• _Problem_:
Reproduce the data, keeping every word exactly as it is.
■ ■ ■ ■
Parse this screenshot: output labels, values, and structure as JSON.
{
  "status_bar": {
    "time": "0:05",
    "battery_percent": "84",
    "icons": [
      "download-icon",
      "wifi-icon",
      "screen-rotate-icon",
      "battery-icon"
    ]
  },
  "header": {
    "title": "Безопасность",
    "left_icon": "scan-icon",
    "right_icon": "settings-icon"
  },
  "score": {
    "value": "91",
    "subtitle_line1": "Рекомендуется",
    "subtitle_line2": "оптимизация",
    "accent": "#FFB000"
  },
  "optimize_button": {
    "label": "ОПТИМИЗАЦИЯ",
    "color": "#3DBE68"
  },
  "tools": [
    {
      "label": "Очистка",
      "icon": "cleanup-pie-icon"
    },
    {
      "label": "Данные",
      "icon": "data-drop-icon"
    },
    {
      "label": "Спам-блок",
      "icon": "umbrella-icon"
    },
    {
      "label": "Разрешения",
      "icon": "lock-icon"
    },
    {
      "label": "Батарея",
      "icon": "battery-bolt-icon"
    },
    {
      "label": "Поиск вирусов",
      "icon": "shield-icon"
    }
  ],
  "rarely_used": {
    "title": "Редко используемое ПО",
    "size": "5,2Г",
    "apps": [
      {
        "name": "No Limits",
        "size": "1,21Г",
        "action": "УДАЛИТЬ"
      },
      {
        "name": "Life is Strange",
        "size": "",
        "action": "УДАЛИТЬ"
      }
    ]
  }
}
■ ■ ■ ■
• _Answer to this exercise_:
Parse this screenshot: output labels, values, and structure as JSON.
{
  "status_bar": {
    "time": "0:05",
    "battery_percent": "84",
    "icons": [
      "download-icon",
      "wifi-icon",
      "screen-rotate-icon",
      "battery-icon"
    ]
  },
  "header": {
    "title": "Безопасность",
    "left_icon": "scan-icon",
    "right_icon": "settings-icon"
  },
  "score": {
    "value": "91",
    "subtitle_line1": "Рекомендуется",
    "subtitle_line2": "оптимизация",
    "accent": "#FFB000"
  },
  "optimize_button": {
    "label": "ОПТИМИЗАЦИЯ",
    "color": "#3DBE68"
  },
  "tools": [
    {
      "label": "Очистка",
      "icon": "cleanup-pie-icon"
    },
    {
      "label": "Данные",
      "icon": "data-drop-icon"
    },
    {
      "label": "Спам-блок",
      "icon": "umbrella-icon"
    },
    {
      "label": "Разрешения",
      "icon": "lock-icon"
    },
    {
      "label": "Батарея",
      "icon": "battery-bolt-icon"
    },
    {
      "label": "Поиск вирусов",
      "icon": "shield-icon"
    }
  ],
  "rarely_used": {
    "title": "Редко используемое ПО",
    "size": "5,2Г",
    "apps": [
      {
        "name": "No Limits",
        "size": "1,21Г",
        "action": "УДАЛИТЬ"
      },
      {
        "name": "Life is Strange",
        "size": "",
        "action": "УДАЛИТЬ"
      }
    ]
  }
}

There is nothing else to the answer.